Before implementing an ERP, it is important to have an understanding of what you are doing and why. Equally important is knowing what you want to do moving forward, and why. Be careful that you are not simply taking a mess and making it an automated mess.
“Why?” is always an interesting question to ask. Often you will find that a process is in place that is of no real benefit. Perhaps once this process was vital, but time goes on and the world changes, so should the process. I have seen many instances of this, and here are some quick examples:
- A process to minimise the impact of sales tax, even though tax legislation changed years ago.
- A long and detailed report for a manager who only needed one figure on the last page.
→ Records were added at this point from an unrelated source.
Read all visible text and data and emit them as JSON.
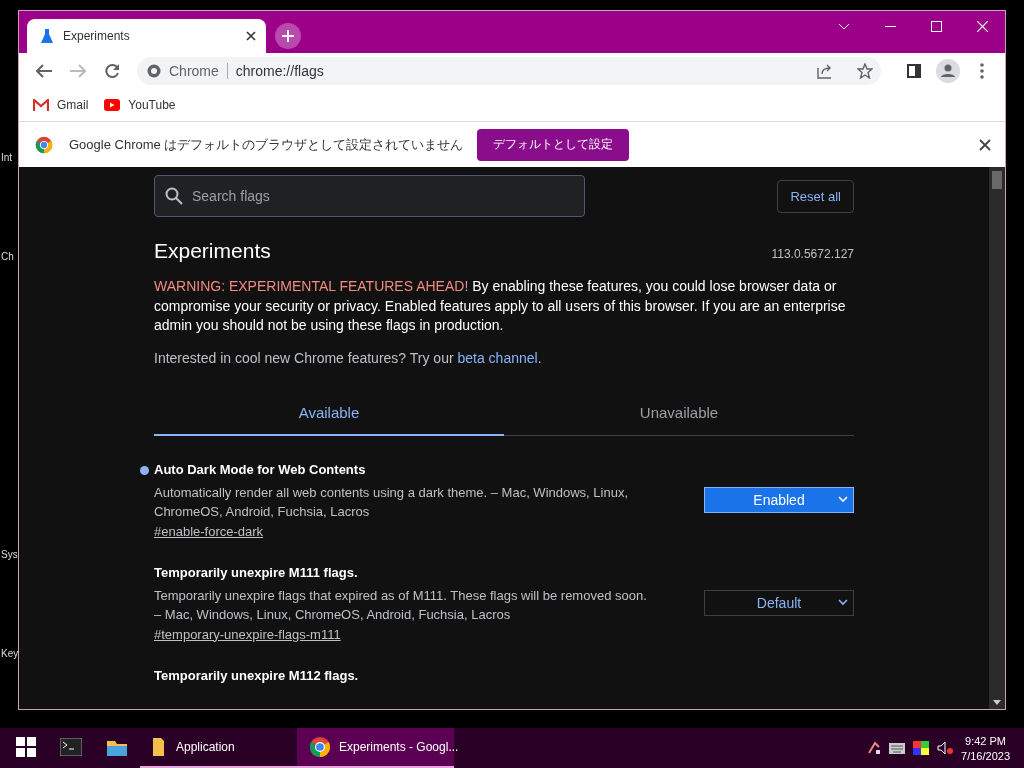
{
  "desktop_labels": [
    "Int",
    "Ch",
    "Sys",
    "Key"
  ],
  "browser": {
    "tabs": [
      {
        "title": "Experiments",
        "selected": true
      }
    ],
    "omnibox": {
      "site": "Chrome",
      "url": "chrome://flags"
    },
    "bookmarks": [
      {
        "label": "Gmail",
        "kind": "mail"
      },
      {
        "label": "YouTube",
        "kind": "video"
      }
    ],
    "infobar": {
      "message": "Google Chrome はデフォルトのブラウザとして設定されていません",
      "button": "デフォルトとして設定"
    }
  },
  "flags_page": {
    "search": {
      "placeholder": "Search flags"
    },
    "reset_button": "Reset all",
    "title": "Experiments",
    "version": "113.0.5672.127",
    "warning_label": "WARNING: EXPERIMENTAL FEATURES AHEAD!",
    "warning_text": "By enabling these features, you could lose browser data or compromise your security or privacy. Enabled features apply to all users of this browser. If you are an enterprise admin you should not be using these flags in production.",
    "interest_text": "Interested in cool new Chrome features? Try our",
    "interest_link": "beta channel",
    "interest_end": ".",
    "tabs": [
      {
        "label": "Available",
        "selected": true
      },
      {
        "label": "Unavailable",
        "selected": false
      }
    ],
    "flags": [
      {
        "name": "Auto Dark Mode for Web Contents",
        "description": "Automatically render all web contents using a dark theme. – Mac, Windows, Linux, ChromeOS, Android, Fuchsia, Lacros",
        "anchor": "#enable-force-dark",
        "value": "Enabled",
        "modified": true
      },
      {
        "name": "Temporarily unexpire M111 flags.",
        "description": "Temporarily unexpire flags that expired as of M111. These flags will be removed soon. – Mac, Windows, Linux, ChromeOS, Android, Fuchsia, Lacros",
        "anchor": "#temporary-unexpire-flags-m111",
        "value": "Default",
        "modified": false
      },
      {
        "name": "Temporarily unexpire M112 flags."
      }
    ]
  },
  "taskbar": {
    "apps": [
      {
        "kind": "terminal",
        "running": false,
        "selected": false
      },
      {
        "kind": "explorer",
        "running": false,
        "selected": false
      },
      {
        "kind": "folder",
        "label": "Application",
        "running": true,
        "selected": false
      },
      {
        "kind": "chrome",
        "label": "Experiments - Googl...",
        "running": true,
        "selected": true
      }
    ],
    "clock": {
      "time": "9:42 PM",
      "date": "7/16/2023"
    }
  }
}
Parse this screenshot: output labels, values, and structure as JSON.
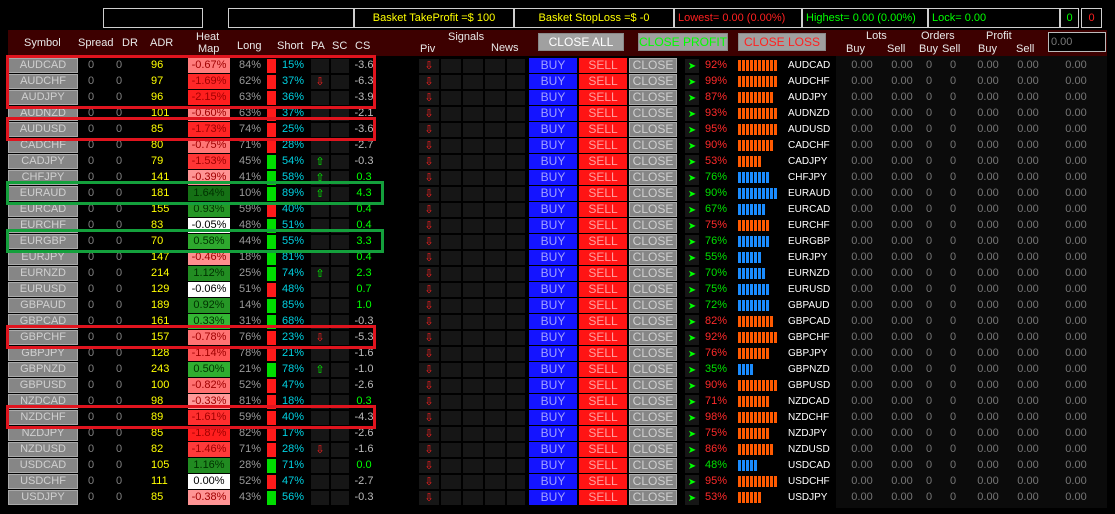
{
  "top_bar": {
    "basket_take_profit": "Basket TakeProfit =$ 100",
    "basket_stop_loss": "Basket StopLoss =$ -0",
    "lowest": "Lowest= 0.00 (0.00%)",
    "highest": "Highest= 0.00 (0.00%)",
    "lock": "Lock= 0.00",
    "counter_green": "0",
    "counter_red": "0"
  },
  "header": {
    "symbol": "Symbol",
    "spread": "Spread",
    "dr": "DR",
    "adr": "ADR",
    "heat": "Heat",
    "map": "Map",
    "long": "Long",
    "short": "Short",
    "pa": "PA",
    "sc": "SC",
    "cs": "CS",
    "signals": "Signals",
    "piv": "Piv",
    "news": "News",
    "close_all": "CLOSE ALL",
    "close_profit": "CLOSE PROFIT",
    "close_loss": "CLOSE LOSS",
    "lots": "Lots",
    "orders": "Orders",
    "profit": "Profit",
    "buy": "Buy",
    "sell": "Sell",
    "input_value": "0.00"
  },
  "labels": {
    "buy": "BUY",
    "sell": "SELL",
    "close": "CLOSE",
    "zero": "0",
    "zero_dec": "0.00"
  },
  "pairs": [
    {
      "symbol": "AUDCAD",
      "spread": "0",
      "dr": "0",
      "adr": "96",
      "heat": "-0.67%",
      "long": "84%",
      "short": "15%",
      "pa": "",
      "cs": "-3.6",
      "pct": "92%",
      "name": "AUDCAD",
      "bars": 10,
      "dir": "down"
    },
    {
      "symbol": "AUDCHF",
      "spread": "0",
      "dr": "0",
      "adr": "97",
      "heat": "-1.69%",
      "long": "62%",
      "short": "37%",
      "pa": "down",
      "cs": "-6.3",
      "pct": "99%",
      "name": "AUDCHF",
      "bars": 10,
      "dir": "down"
    },
    {
      "symbol": "AUDJPY",
      "spread": "0",
      "dr": "0",
      "adr": "96",
      "heat": "-2.15%",
      "long": "63%",
      "short": "36%",
      "pa": "",
      "cs": "-3.9",
      "pct": "87%",
      "name": "AUDJPY",
      "bars": 9,
      "dir": "down"
    },
    {
      "symbol": "AUDNZD",
      "spread": "0",
      "dr": "0",
      "adr": "101",
      "heat": "-0.60%",
      "long": "63%",
      "short": "37%",
      "pa": "",
      "cs": "-2.1",
      "pct": "93%",
      "name": "AUDNZD",
      "bars": 10,
      "dir": "down"
    },
    {
      "symbol": "AUDUSD",
      "spread": "0",
      "dr": "0",
      "adr": "85",
      "heat": "-1.73%",
      "long": "74%",
      "short": "25%",
      "pa": "",
      "cs": "-3.6",
      "pct": "95%",
      "name": "AUDUSD",
      "bars": 10,
      "dir": "down"
    },
    {
      "symbol": "CADCHF",
      "spread": "0",
      "dr": "0",
      "adr": "80",
      "heat": "-0.75%",
      "long": "71%",
      "short": "28%",
      "pa": "",
      "cs": "-2.7",
      "pct": "90%",
      "name": "CADCHF",
      "bars": 9,
      "dir": "down"
    },
    {
      "symbol": "CADJPY",
      "spread": "0",
      "dr": "0",
      "adr": "79",
      "heat": "-1.53%",
      "long": "45%",
      "short": "54%",
      "pa": "up",
      "cs": "-0.3",
      "pct": "53%",
      "name": "CADJPY",
      "bars": 6,
      "dir": "down"
    },
    {
      "symbol": "CHFJPY",
      "spread": "0",
      "dr": "0",
      "adr": "141",
      "heat": "-0.39%",
      "long": "41%",
      "short": "58%",
      "pa": "up",
      "cs": "0.3",
      "pct": "76%",
      "name": "CHFJPY",
      "bars": 8,
      "dir": "up"
    },
    {
      "symbol": "EURAUD",
      "spread": "0",
      "dr": "0",
      "adr": "181",
      "heat": "1.64%",
      "long": "10%",
      "short": "89%",
      "pa": "up",
      "cs": "4.3",
      "pct": "90%",
      "name": "EURAUD",
      "bars": 10,
      "dir": "up"
    },
    {
      "symbol": "EURCAD",
      "spread": "0",
      "dr": "0",
      "adr": "155",
      "heat": "0.93%",
      "long": "59%",
      "short": "40%",
      "pa": "",
      "cs": "0.4",
      "pct": "67%",
      "name": "EURCAD",
      "bars": 7,
      "dir": "up"
    },
    {
      "symbol": "EURCHF",
      "spread": "0",
      "dr": "0",
      "adr": "83",
      "heat": "-0.05%",
      "long": "48%",
      "short": "51%",
      "pa": "",
      "cs": "0.4",
      "pct": "75%",
      "name": "EURCHF",
      "bars": 8,
      "dir": "down"
    },
    {
      "symbol": "EURGBP",
      "spread": "0",
      "dr": "0",
      "adr": "70",
      "heat": "0.58%",
      "long": "44%",
      "short": "55%",
      "pa": "",
      "cs": "3.3",
      "pct": "76%",
      "name": "EURGBP",
      "bars": 8,
      "dir": "up"
    },
    {
      "symbol": "EURJPY",
      "spread": "0",
      "dr": "0",
      "adr": "147",
      "heat": "-0.46%",
      "long": "18%",
      "short": "81%",
      "pa": "",
      "cs": "0.4",
      "pct": "55%",
      "name": "EURJPY",
      "bars": 6,
      "dir": "up"
    },
    {
      "symbol": "EURNZD",
      "spread": "0",
      "dr": "0",
      "adr": "214",
      "heat": "1.12%",
      "long": "25%",
      "short": "74%",
      "pa": "up",
      "cs": "2.3",
      "pct": "70%",
      "name": "EURNZD",
      "bars": 7,
      "dir": "up"
    },
    {
      "symbol": "EURUSD",
      "spread": "0",
      "dr": "0",
      "adr": "129",
      "heat": "-0.06%",
      "long": "51%",
      "short": "48%",
      "pa": "",
      "cs": "0.7",
      "pct": "75%",
      "name": "EURUSD",
      "bars": 8,
      "dir": "up"
    },
    {
      "symbol": "GBPAUD",
      "spread": "0",
      "dr": "0",
      "adr": "189",
      "heat": "0.92%",
      "long": "14%",
      "short": "85%",
      "pa": "",
      "cs": "1.0",
      "pct": "72%",
      "name": "GBPAUD",
      "bars": 8,
      "dir": "up"
    },
    {
      "symbol": "GBPCAD",
      "spread": "0",
      "dr": "0",
      "adr": "161",
      "heat": "0.33%",
      "long": "31%",
      "short": "68%",
      "pa": "",
      "cs": "-0.3",
      "pct": "82%",
      "name": "GBPCAD",
      "bars": 9,
      "dir": "down"
    },
    {
      "symbol": "GBPCHF",
      "spread": "0",
      "dr": "0",
      "adr": "157",
      "heat": "-0.78%",
      "long": "76%",
      "short": "23%",
      "pa": "down",
      "cs": "-5.3",
      "pct": "92%",
      "name": "GBPCHF",
      "bars": 10,
      "dir": "down"
    },
    {
      "symbol": "GBPJPY",
      "spread": "0",
      "dr": "0",
      "adr": "128",
      "heat": "-1.14%",
      "long": "78%",
      "short": "21%",
      "pa": "",
      "cs": "-1.6",
      "pct": "76%",
      "name": "GBPJPY",
      "bars": 8,
      "dir": "down"
    },
    {
      "symbol": "GBPNZD",
      "spread": "0",
      "dr": "0",
      "adr": "243",
      "heat": "0.50%",
      "long": "21%",
      "short": "78%",
      "pa": "up",
      "cs": "-1.0",
      "pct": "35%",
      "name": "GBPNZD",
      "bars": 4,
      "dir": "up"
    },
    {
      "symbol": "GBPUSD",
      "spread": "0",
      "dr": "0",
      "adr": "100",
      "heat": "-0.82%",
      "long": "52%",
      "short": "47%",
      "pa": "",
      "cs": "-2.6",
      "pct": "90%",
      "name": "GBPUSD",
      "bars": 10,
      "dir": "down"
    },
    {
      "symbol": "NZDCAD",
      "spread": "0",
      "dr": "0",
      "adr": "98",
      "heat": "-0.33%",
      "long": "81%",
      "short": "18%",
      "pa": "",
      "cs": "0.3",
      "pct": "71%",
      "name": "NZDCAD",
      "bars": 8,
      "dir": "down"
    },
    {
      "symbol": "NZDCHF",
      "spread": "0",
      "dr": "0",
      "adr": "89",
      "heat": "-1.61%",
      "long": "59%",
      "short": "40%",
      "pa": "",
      "cs": "-4.3",
      "pct": "98%",
      "name": "NZDCHF",
      "bars": 10,
      "dir": "down"
    },
    {
      "symbol": "NZDJPY",
      "spread": "0",
      "dr": "0",
      "adr": "85",
      "heat": "-1.87%",
      "long": "82%",
      "short": "17%",
      "pa": "",
      "cs": "-2.6",
      "pct": "75%",
      "name": "NZDJPY",
      "bars": 8,
      "dir": "down"
    },
    {
      "symbol": "NZDUSD",
      "spread": "0",
      "dr": "0",
      "adr": "82",
      "heat": "-1.46%",
      "long": "71%",
      "short": "28%",
      "pa": "down",
      "cs": "-1.6",
      "pct": "86%",
      "name": "NZDUSD",
      "bars": 9,
      "dir": "down"
    },
    {
      "symbol": "USDCAD",
      "spread": "0",
      "dr": "0",
      "adr": "105",
      "heat": "1.16%",
      "long": "28%",
      "short": "71%",
      "pa": "",
      "cs": "0.0",
      "pct": "48%",
      "name": "USDCAD",
      "bars": 5,
      "dir": "up"
    },
    {
      "symbol": "USDCHF",
      "spread": "0",
      "dr": "0",
      "adr": "111",
      "heat": "0.00%",
      "long": "52%",
      "short": "47%",
      "pa": "",
      "cs": "-2.7",
      "pct": "95%",
      "name": "USDCHF",
      "bars": 10,
      "dir": "down"
    },
    {
      "symbol": "USDJPY",
      "spread": "0",
      "dr": "0",
      "adr": "85",
      "heat": "-0.38%",
      "long": "43%",
      "short": "56%",
      "pa": "",
      "cs": "-0.3",
      "pct": "53%",
      "name": "USDJPY",
      "bars": 6,
      "dir": "down"
    }
  ],
  "highlights": {
    "red": [
      "AUDCAD-AUDJPY",
      "AUDUSD",
      "GBPCHF",
      "NZDCHF"
    ],
    "green": [
      "EURAUD",
      "EURGBP"
    ]
  },
  "colors": {
    "header_bg": "#3d0000",
    "buy": "#1414ff",
    "sell": "#ff1414",
    "neg_pct": "#ff2a2a",
    "pos_pct": "#00e000",
    "bar_down": "#ff5a00",
    "bar_up": "#1a8cff",
    "highlight_red": "#e0141e",
    "highlight_green": "#14a03c"
  }
}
- A process to get around a deficiency in the legacy ERP, a deficiency that did not exist in the new ERP.
When reviewing business processes and IT systems, it is worthwhile to keep in mind the five simple principles of the system development lifecycle:
It is always tempting to jump right into design and construction, but without analysis you may be heading towards a lot of work without the right benefits.
Do you really know your business?